WHAT THIS TASK INVOLVES: Whenever the word "JSON" shows up in a line of the data, copy that line.

DATA:
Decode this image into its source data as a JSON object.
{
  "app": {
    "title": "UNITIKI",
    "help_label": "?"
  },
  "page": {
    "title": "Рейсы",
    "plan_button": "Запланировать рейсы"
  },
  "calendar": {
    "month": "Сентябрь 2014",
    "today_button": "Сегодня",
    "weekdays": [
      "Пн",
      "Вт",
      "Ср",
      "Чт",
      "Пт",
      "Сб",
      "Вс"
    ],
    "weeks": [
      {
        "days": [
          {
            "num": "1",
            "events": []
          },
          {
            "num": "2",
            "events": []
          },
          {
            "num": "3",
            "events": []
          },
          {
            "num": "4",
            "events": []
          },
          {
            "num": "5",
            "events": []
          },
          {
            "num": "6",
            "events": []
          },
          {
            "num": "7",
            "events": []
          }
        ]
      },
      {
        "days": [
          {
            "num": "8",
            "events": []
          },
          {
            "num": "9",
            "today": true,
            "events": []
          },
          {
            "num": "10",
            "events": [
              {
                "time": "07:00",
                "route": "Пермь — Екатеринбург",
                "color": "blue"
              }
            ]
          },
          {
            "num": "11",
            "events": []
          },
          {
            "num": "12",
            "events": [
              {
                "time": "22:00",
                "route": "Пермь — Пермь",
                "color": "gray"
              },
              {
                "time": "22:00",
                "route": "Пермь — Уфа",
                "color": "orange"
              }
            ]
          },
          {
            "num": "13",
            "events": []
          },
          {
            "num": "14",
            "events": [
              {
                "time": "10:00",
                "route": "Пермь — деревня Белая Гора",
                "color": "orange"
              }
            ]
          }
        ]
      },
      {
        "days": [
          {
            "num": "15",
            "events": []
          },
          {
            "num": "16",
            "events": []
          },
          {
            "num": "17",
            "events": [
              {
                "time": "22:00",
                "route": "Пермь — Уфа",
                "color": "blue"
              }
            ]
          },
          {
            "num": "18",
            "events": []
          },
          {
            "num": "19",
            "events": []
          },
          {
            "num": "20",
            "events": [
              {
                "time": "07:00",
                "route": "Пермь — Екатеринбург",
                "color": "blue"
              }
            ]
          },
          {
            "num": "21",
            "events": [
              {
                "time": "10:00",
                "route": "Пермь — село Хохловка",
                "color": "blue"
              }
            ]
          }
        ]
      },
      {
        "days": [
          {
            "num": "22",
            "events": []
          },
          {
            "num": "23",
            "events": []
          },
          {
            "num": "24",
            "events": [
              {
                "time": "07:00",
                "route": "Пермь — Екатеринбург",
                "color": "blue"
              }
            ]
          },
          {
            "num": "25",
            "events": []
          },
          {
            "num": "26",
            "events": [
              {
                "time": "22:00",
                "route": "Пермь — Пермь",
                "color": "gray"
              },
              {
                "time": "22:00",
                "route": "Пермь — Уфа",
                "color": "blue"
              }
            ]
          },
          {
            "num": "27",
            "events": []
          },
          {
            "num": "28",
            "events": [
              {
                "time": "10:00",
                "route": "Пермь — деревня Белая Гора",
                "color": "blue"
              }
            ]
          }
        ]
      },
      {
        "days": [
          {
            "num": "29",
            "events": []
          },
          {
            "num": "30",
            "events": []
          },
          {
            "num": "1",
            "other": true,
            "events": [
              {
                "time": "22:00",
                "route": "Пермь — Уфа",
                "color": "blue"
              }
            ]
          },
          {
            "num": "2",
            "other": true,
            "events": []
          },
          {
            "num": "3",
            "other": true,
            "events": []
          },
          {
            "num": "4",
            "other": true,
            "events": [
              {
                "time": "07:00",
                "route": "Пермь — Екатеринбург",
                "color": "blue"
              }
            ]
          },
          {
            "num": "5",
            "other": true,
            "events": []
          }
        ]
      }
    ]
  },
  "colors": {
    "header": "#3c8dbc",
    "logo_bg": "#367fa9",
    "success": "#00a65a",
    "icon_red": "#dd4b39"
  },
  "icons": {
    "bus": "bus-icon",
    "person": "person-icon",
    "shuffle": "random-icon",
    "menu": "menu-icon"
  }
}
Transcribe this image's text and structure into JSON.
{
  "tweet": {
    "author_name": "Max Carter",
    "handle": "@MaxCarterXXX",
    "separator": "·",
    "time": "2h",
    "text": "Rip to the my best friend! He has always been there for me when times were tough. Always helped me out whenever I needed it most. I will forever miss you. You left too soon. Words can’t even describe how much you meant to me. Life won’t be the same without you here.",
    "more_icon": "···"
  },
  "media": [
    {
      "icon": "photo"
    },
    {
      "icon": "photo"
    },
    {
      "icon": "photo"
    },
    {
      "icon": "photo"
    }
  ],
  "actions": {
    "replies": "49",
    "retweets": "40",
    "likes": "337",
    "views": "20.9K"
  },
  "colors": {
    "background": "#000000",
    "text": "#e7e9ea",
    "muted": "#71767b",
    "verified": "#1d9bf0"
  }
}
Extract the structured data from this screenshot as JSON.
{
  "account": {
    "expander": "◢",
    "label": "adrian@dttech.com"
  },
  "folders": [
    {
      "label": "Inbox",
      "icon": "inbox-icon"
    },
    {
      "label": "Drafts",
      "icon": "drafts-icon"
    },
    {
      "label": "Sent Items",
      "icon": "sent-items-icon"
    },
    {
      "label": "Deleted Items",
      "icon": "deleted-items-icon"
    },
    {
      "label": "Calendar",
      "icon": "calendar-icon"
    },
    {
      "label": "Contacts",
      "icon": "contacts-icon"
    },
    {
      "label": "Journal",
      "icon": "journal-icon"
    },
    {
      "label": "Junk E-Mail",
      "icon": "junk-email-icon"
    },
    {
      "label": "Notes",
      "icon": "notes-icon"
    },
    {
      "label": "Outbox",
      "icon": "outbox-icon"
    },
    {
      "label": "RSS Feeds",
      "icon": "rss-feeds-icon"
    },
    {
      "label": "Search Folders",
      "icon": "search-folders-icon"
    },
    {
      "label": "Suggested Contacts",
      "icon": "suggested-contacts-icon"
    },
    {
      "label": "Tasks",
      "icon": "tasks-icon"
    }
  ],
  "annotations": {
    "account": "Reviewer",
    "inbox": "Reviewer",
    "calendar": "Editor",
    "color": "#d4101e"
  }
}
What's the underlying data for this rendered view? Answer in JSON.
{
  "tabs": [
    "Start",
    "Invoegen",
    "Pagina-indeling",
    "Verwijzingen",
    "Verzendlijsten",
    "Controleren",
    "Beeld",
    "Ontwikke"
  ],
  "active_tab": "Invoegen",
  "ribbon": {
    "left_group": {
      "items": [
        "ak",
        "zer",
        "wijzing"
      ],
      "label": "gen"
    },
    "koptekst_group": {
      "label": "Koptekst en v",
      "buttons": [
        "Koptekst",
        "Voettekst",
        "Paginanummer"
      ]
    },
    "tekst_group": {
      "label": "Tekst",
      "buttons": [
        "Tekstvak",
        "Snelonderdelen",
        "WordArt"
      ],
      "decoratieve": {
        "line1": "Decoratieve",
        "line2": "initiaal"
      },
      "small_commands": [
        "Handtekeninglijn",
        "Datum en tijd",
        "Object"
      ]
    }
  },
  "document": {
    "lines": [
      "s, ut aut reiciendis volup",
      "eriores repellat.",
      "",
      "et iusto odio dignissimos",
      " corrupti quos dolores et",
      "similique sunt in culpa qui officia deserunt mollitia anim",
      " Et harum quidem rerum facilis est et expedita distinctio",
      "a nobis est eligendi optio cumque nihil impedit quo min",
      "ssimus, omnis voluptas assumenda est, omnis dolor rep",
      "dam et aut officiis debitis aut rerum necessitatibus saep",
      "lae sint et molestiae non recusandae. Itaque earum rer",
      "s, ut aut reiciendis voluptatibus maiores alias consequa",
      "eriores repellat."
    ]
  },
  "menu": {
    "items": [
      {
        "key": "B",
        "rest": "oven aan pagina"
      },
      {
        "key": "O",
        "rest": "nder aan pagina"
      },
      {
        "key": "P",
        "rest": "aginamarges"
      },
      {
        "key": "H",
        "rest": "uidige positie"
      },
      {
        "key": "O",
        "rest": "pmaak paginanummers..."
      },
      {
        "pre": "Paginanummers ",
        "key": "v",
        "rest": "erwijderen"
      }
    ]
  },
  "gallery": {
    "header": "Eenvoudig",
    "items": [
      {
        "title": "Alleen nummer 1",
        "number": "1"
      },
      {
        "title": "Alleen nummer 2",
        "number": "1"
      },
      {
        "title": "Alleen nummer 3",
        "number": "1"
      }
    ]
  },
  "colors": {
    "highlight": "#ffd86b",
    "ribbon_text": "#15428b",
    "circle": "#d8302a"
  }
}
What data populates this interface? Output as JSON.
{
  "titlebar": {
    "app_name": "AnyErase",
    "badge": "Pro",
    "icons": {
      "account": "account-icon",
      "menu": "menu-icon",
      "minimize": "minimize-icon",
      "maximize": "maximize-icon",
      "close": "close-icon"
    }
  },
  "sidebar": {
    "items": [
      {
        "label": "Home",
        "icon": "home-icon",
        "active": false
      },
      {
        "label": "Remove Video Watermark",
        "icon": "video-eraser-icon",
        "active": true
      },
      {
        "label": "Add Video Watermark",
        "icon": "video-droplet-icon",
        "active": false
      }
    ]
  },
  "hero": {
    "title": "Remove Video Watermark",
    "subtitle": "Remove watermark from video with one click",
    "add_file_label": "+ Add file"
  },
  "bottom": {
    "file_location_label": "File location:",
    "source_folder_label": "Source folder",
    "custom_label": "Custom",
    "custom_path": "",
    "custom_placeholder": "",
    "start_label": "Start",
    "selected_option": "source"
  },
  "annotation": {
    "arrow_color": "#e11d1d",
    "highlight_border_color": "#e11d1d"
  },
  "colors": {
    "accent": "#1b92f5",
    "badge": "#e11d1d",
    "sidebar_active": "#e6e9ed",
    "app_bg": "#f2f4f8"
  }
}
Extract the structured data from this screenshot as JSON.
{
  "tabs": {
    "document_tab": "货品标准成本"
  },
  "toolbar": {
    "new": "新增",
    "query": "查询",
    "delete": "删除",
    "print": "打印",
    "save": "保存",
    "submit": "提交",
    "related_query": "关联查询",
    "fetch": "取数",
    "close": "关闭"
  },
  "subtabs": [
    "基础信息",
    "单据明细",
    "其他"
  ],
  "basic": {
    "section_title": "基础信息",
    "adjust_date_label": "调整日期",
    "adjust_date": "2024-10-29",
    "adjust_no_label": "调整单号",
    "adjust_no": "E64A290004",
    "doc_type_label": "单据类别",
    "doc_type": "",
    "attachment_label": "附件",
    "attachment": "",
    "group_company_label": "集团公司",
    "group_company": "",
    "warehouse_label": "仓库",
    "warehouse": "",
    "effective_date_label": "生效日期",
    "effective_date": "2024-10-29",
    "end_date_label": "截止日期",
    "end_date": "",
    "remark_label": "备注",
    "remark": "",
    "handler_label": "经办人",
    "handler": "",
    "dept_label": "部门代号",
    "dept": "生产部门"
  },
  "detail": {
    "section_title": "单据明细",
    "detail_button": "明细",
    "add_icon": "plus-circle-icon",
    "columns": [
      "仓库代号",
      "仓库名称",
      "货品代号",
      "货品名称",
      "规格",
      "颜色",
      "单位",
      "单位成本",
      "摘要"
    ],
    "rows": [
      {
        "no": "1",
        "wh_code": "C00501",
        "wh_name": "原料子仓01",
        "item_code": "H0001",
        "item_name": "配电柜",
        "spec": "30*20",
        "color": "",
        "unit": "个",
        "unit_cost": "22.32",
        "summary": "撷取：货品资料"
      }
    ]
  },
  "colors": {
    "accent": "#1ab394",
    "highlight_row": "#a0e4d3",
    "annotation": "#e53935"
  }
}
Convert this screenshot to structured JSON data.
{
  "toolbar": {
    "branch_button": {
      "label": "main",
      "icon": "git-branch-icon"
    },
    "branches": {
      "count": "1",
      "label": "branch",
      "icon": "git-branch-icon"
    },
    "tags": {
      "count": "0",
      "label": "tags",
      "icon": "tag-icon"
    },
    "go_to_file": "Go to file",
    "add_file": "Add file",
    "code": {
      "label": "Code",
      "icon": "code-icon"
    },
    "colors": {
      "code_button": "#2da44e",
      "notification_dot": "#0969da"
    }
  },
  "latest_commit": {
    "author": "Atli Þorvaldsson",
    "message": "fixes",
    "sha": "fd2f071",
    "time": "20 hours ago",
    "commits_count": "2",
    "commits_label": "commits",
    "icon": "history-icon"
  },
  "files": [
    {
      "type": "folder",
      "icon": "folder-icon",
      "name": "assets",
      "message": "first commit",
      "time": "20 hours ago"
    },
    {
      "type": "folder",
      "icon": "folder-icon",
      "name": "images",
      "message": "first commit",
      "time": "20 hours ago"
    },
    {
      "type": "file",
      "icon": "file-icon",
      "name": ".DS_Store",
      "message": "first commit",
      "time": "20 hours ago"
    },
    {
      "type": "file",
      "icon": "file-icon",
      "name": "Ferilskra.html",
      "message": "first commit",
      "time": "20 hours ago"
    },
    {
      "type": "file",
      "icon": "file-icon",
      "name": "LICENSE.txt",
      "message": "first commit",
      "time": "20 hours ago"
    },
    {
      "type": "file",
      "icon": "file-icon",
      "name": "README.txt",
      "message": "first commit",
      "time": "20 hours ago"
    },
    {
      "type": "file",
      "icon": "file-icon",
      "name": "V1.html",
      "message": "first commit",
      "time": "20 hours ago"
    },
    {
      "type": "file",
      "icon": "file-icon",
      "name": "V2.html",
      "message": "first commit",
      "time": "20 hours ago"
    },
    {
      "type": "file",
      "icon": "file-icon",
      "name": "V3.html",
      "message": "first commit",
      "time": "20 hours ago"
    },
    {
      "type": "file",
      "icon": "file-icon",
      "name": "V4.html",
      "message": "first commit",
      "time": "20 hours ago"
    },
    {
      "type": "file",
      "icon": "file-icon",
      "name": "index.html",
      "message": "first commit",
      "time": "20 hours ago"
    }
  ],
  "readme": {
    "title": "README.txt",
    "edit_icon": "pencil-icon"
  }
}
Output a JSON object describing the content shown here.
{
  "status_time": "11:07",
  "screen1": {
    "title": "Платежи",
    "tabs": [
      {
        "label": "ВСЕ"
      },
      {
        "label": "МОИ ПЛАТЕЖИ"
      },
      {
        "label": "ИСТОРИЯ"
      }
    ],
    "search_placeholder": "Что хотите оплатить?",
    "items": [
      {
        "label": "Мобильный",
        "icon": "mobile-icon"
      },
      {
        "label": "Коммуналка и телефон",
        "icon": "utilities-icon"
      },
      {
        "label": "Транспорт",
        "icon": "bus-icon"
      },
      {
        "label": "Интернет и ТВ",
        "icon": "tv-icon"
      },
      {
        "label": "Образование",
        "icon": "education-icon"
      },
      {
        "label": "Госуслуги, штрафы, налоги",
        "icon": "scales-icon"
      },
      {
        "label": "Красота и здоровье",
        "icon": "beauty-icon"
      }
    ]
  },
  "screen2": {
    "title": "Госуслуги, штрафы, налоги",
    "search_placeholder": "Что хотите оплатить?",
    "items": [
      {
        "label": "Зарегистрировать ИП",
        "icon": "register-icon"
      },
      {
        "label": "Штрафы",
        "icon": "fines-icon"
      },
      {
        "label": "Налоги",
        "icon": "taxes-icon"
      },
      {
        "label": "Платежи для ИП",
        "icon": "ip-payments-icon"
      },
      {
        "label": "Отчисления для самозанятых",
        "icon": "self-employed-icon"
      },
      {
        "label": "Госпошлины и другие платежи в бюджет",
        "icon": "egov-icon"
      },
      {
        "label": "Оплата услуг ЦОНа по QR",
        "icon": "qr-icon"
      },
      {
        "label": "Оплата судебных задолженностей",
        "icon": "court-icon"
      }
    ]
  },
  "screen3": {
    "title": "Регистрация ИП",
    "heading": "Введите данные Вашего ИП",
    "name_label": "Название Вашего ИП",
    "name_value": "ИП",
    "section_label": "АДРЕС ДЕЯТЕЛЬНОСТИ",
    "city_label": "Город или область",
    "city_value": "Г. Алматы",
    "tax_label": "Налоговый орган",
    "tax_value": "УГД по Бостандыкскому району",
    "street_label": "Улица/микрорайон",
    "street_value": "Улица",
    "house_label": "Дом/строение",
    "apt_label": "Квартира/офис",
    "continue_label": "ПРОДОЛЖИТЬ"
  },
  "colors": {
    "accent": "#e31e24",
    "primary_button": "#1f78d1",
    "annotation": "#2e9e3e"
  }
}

THE ANSWER:
Decode this image into its source data as a JSON object.
Transcribe this image's text and structure into JSON.
Extract the structured data from this screenshot as JSON.
What's the underlying data for this rendered view? Answer in JSON.
What data populates this interface? Output as JSON.
Extract the structured data from this screenshot as JSON.
Convert this screenshot to structured JSON data.
Output a JSON object describing the content shown here.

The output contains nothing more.